The answer must consist of each line below that contains the word "credit", copied in full.
··· RECORDED INFORMATION
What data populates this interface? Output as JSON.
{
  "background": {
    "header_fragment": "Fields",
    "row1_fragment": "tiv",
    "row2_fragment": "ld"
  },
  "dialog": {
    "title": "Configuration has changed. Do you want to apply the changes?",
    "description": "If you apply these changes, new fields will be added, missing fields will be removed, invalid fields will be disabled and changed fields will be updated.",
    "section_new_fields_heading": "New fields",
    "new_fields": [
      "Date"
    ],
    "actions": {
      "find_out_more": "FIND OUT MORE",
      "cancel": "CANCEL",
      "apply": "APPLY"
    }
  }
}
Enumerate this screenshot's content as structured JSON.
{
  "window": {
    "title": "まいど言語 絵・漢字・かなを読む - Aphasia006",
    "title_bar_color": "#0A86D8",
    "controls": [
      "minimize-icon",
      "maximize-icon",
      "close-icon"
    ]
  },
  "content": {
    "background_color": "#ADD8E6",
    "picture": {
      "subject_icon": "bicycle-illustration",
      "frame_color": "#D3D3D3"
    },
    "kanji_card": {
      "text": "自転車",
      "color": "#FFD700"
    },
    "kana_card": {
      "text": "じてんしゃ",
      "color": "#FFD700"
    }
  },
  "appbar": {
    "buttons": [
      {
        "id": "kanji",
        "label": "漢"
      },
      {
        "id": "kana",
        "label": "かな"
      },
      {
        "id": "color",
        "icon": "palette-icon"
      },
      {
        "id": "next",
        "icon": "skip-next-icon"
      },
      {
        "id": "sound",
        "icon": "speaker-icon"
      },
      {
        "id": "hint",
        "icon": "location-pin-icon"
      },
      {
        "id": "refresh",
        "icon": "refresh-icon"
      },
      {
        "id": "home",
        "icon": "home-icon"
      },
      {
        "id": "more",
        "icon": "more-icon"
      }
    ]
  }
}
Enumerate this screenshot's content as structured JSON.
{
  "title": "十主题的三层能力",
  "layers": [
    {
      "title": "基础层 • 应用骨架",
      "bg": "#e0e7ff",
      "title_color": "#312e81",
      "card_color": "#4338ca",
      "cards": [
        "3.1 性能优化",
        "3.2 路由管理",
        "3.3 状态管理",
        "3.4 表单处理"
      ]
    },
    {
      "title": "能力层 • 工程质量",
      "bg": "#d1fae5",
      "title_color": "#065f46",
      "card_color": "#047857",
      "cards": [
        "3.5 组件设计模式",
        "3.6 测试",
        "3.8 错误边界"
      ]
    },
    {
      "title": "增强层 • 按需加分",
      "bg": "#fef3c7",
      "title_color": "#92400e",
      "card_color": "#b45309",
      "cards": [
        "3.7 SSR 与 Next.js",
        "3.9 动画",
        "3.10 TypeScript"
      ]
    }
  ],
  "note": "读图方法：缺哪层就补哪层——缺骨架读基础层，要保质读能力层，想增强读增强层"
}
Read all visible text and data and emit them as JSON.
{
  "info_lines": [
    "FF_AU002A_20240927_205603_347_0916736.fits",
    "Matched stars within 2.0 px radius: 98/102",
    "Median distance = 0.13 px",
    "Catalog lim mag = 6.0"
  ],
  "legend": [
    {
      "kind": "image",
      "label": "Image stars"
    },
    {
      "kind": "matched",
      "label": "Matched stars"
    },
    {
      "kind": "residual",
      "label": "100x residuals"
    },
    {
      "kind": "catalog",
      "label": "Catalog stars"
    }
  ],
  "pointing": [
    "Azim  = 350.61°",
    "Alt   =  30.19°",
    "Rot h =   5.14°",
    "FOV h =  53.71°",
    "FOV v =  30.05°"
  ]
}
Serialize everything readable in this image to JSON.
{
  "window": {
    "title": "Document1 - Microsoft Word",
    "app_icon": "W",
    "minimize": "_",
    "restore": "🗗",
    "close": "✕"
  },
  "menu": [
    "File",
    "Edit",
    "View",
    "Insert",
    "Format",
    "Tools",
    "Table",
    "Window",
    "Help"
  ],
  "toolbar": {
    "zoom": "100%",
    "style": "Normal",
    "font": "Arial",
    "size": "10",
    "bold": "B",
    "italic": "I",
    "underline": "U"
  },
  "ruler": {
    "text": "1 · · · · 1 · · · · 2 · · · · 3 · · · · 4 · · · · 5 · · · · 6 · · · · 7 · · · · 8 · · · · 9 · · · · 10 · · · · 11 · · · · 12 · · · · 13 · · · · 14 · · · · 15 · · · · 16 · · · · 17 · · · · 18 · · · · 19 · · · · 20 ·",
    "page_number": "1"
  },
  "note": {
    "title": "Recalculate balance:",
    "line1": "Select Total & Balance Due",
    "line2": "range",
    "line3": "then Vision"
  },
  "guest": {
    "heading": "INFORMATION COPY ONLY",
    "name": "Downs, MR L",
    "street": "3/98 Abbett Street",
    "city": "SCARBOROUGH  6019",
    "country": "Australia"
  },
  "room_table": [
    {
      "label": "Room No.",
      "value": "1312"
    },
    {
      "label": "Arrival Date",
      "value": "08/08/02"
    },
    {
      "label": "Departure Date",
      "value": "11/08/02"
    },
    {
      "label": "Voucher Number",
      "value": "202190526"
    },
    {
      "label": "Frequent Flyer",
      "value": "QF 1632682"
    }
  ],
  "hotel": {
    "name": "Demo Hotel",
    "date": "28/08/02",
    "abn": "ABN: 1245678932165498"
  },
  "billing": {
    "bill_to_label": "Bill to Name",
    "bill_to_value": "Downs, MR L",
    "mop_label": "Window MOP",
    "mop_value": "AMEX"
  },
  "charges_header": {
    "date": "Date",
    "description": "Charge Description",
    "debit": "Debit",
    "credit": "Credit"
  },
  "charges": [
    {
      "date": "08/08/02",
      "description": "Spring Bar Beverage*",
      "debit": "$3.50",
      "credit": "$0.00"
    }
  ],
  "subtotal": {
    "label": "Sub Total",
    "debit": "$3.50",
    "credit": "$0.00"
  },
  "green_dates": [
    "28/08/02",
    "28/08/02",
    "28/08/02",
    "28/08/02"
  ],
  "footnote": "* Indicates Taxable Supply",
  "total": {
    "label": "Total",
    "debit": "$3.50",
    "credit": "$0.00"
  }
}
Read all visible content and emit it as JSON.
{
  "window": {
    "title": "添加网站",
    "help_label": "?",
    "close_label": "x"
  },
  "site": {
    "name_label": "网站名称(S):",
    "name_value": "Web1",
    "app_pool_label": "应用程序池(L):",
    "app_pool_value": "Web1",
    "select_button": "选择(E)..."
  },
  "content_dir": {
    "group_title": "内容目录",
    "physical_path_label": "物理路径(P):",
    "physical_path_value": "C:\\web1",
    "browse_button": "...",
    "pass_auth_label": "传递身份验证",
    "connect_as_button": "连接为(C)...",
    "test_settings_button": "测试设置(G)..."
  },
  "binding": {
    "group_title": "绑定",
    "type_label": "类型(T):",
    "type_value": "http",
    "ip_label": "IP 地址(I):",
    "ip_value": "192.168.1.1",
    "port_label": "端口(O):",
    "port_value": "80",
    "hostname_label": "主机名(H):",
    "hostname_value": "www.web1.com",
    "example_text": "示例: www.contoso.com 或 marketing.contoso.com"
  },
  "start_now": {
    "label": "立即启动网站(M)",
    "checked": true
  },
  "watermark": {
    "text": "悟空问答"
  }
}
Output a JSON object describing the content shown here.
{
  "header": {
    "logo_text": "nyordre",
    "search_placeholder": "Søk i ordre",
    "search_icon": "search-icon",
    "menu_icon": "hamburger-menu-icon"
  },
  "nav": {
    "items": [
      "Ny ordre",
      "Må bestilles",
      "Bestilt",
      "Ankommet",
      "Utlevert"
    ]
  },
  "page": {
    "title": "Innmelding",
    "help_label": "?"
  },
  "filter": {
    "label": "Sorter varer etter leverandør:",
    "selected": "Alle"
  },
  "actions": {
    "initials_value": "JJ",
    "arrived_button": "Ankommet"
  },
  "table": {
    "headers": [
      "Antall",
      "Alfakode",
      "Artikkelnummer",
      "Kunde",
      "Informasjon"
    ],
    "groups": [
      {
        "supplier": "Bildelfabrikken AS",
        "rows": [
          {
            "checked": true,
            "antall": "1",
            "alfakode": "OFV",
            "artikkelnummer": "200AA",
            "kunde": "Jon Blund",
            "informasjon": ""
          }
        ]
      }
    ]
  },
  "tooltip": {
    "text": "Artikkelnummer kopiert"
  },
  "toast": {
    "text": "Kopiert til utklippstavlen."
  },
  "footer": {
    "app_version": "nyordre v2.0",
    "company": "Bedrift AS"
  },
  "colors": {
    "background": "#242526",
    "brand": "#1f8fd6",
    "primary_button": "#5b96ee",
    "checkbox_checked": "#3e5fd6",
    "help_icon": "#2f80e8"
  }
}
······
= SOLUTION TO THE PROBLEM =
    "credit": "Credit"
      "credit": "$0.00"
    "credit": "$0.00"
    "credit": "$0.00"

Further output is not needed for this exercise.